     Early Music Newsletter, for solo recital

“Enchanting recorder solos”
     Newsday, for New York City Opera’s production of Rameau’s Platee

“The recorders, officially “soft” instruments, sometimes added an unexpected touch of brilliance.”
     Berkshire Review of the Arts, for a Berkshire Choral Arts performance of Monteverdi’s Vespers

“The excellent young players of period strings were supported by an especially virtuosic bassoonist, Rachel Begley. While it seemed a little odd to hear a bassoon without an oboe in this music, her lively playing proved an added pleasure.”
     Berkshire Review of the Arts, for a BEMF Fringe production of Purcell’s Dido and Aeneas

“Packed with enthusiastic energy, the playing is of the highest level.

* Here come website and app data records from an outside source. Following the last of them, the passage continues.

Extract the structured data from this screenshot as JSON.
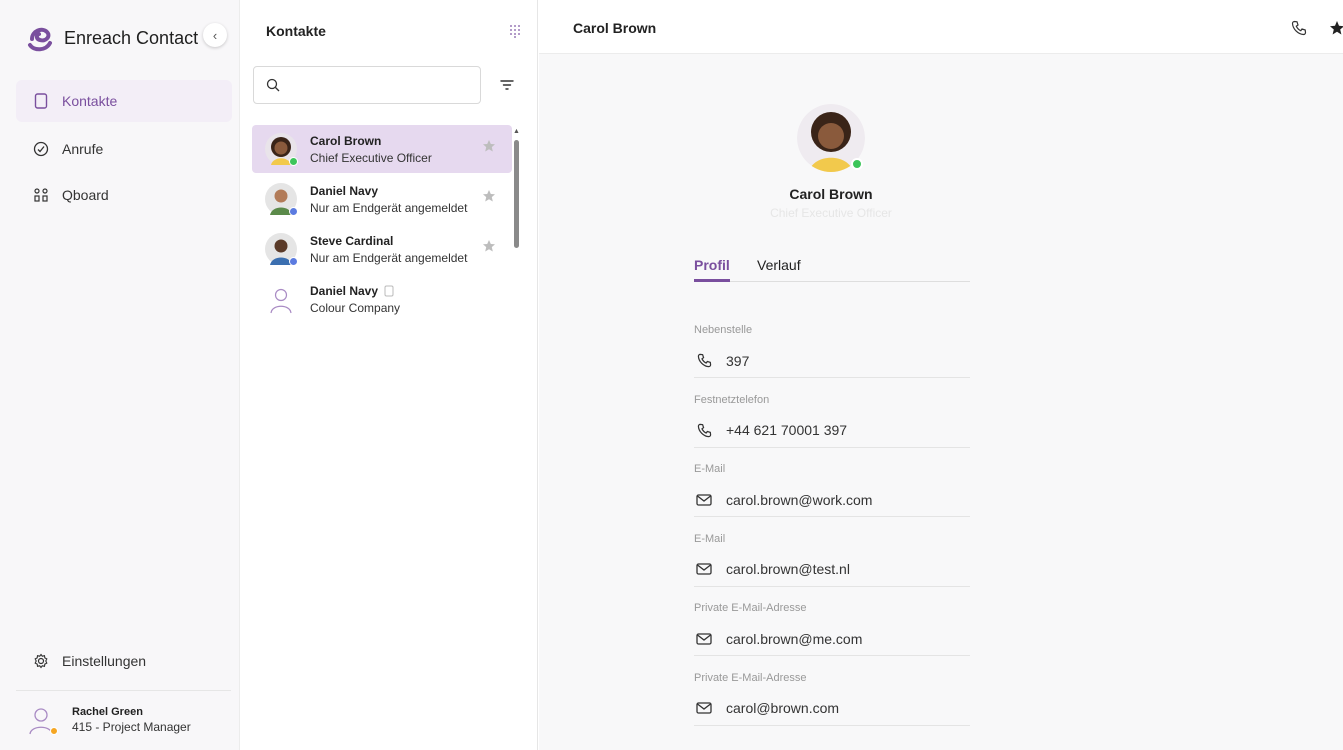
{
  "app": {
    "name": "Enreach Contact",
    "accent_color": "#7a4f9e"
  },
  "sidebar": {
    "items": [
      {
        "label": "Kontakte",
        "icon": "phonebook-icon",
        "active": true
      },
      {
        "label": "Anrufe",
        "icon": "call-history-icon",
        "active": false
      },
      {
        "label": "Qboard",
        "icon": "qboard-icon",
        "active": false
      }
    ],
    "settings_label": "Einstellungen",
    "user": {
      "name": "Rachel Green",
      "role": "415  - Project Manager",
      "status_color": "#f5a623"
    }
  },
  "contacts": {
    "title": "Kontakte",
    "search": {
      "value": "",
      "placeholder": ""
    },
    "items": [
      {
        "name": "Carol Brown",
        "subtitle": "Chief Executive Officer",
        "status_color": "#3cc55a",
        "selected": true
      },
      {
        "name": "Daniel Navy",
        "subtitle": "Nur am Endgerät angemeldet",
        "status_color": "#5b7be0",
        "selected": false
      },
      {
        "name": "Steve Cardinal",
        "subtitle": "Nur am Endgerät angemeldet",
        "status_color": "#5b7be0",
        "selected": false
      },
      {
        "name": "Daniel Navy",
        "subtitle": "Colour Company",
        "status_color": "",
        "selected": false
      }
    ]
  },
  "detail": {
    "header_title": "Carol Brown",
    "profile": {
      "name": "Carol Brown",
      "subtitle": "Chief Executive Officer",
      "status_color": "#3cc55a"
    },
    "tabs": [
      {
        "label": "Profil",
        "active": true
      },
      {
        "label": "Verlauf",
        "active": false
      }
    ],
    "fields": [
      {
        "label": "Nebenstelle",
        "value": "397",
        "icon": "phone-icon"
      },
      {
        "label": "Festnetztelefon",
        "value": "+44 621 70001 397",
        "icon": "phone-icon"
      },
      {
        "label": "E-Mail",
        "value": "carol.brown@work.com",
        "icon": "mail-icon"
      },
      {
        "label": "E-Mail",
        "value": "carol.brown@test.nl",
        "icon": "mail-icon"
      },
      {
        "label": "Private E-Mail-Adresse",
        "value": "carol.brown@me.com",
        "icon": "mail-icon"
      },
      {
        "label": "Private E-Mail-Adresse",
        "value": "carol@brown.com",
        "icon": "mail-icon"
      }
    ]
  }
}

The ensemble is superb: a living, breathing group (that) exudes their commitment to the repertoire… vital (with) phenomenal facility.”
     Concert Artists Guild, for New Amsterdam Recorder Trio

“Extremely talented, with great authority”
     Gene Reichenthal, Director Emeritus, Long Island Recorder Festival

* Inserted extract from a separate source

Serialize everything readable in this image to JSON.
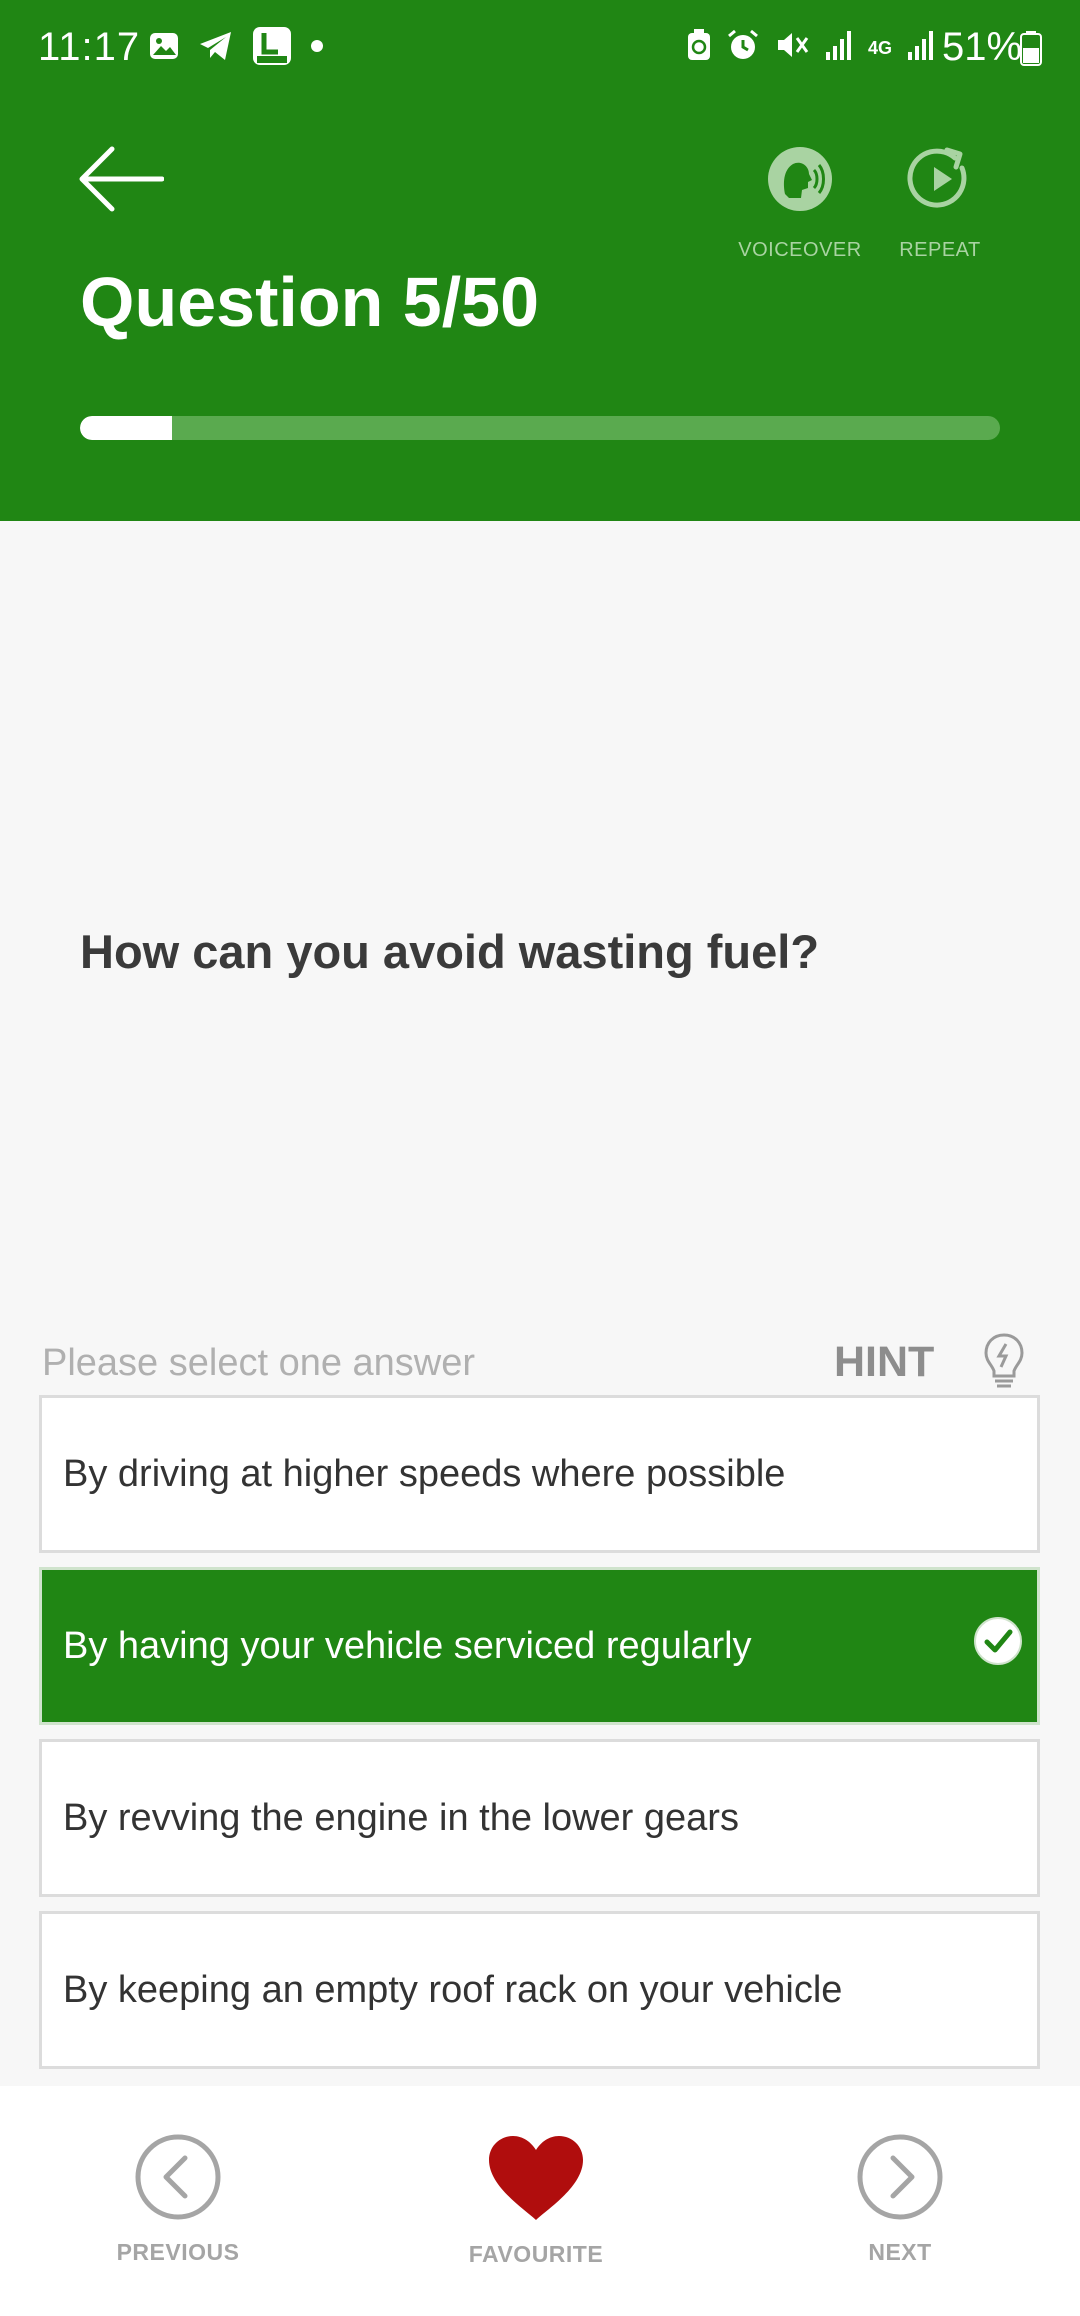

“A solid sense of ensemble was evident in the interplay between soloists, among soloists and the continuo members, and in their resonant intonation. Their approach was unified and flawless.”
     American Recorder, for Fire and Folly at the ARS Great Recorder Relay

“The 'newbie' New York based ensemble, Fire & Folly, has serious chops... Rachel Begley, recorders and baroque bassoon; Abigail Karr, violin; Ezra Seltzer, ‘cello and Jeffrey Grossman, harpsichord shook the foundations of the Beacon Hill Friend’s House in one of the fringe performances at BEMF this June. Baroque trio sonatas generally were written for two of the same instruments plus continuo. However, in this concert, Fire & Folly enthusiastically performed “mix & match” music for winds and strings, high and low instruments, and national styles. The title of the program, “Mixed Marriages,” reflects the idiosyncratic nature of the trio sonatas and other music presented.
     I was quite taken by the performance of Ritratto dell’amore from Les Gouts-réünis by François Couperin, an example of his blending of French and Italian styles in the early 18th century. I also enjoyed another unexpected mix – the Italian composer Franceso Barsanti’s A Collection of Old Scots Tunes, also 18th century.
    More familiar Baroque composers – including Telemann and Vivaldi – had a place on the program, though not always in a familiar instrument grouping. In particular, Telemann surprises us with the B flat major trio sonata for violin, bassoon and continuo. In Begley’s hands the bassoon more than held its own against the higher register of the violin, and the music provided an interesting contrast with the Telemann A minor trio sonata for alto recorder, violin and continuo. The Vivaldi Concerto in D for recorder, violin and continuo which opened the program featured a sparkling and energetic dialog between Abigail Karr, violin and Begley on voice flute backed by continuo. On the whole, the strings, particularly the violin, played with intensity and a sense of edginess, yet Begley’ virtuosity, tone colors and articulations were clearly present, never drowned out. Fire & Folly’s members are all virtuosi in their own right and, based on this concert, a tight, high energy, balanced ensemble. No folly in this fire.”
     American Recorder, for Fire and Folly at BEMF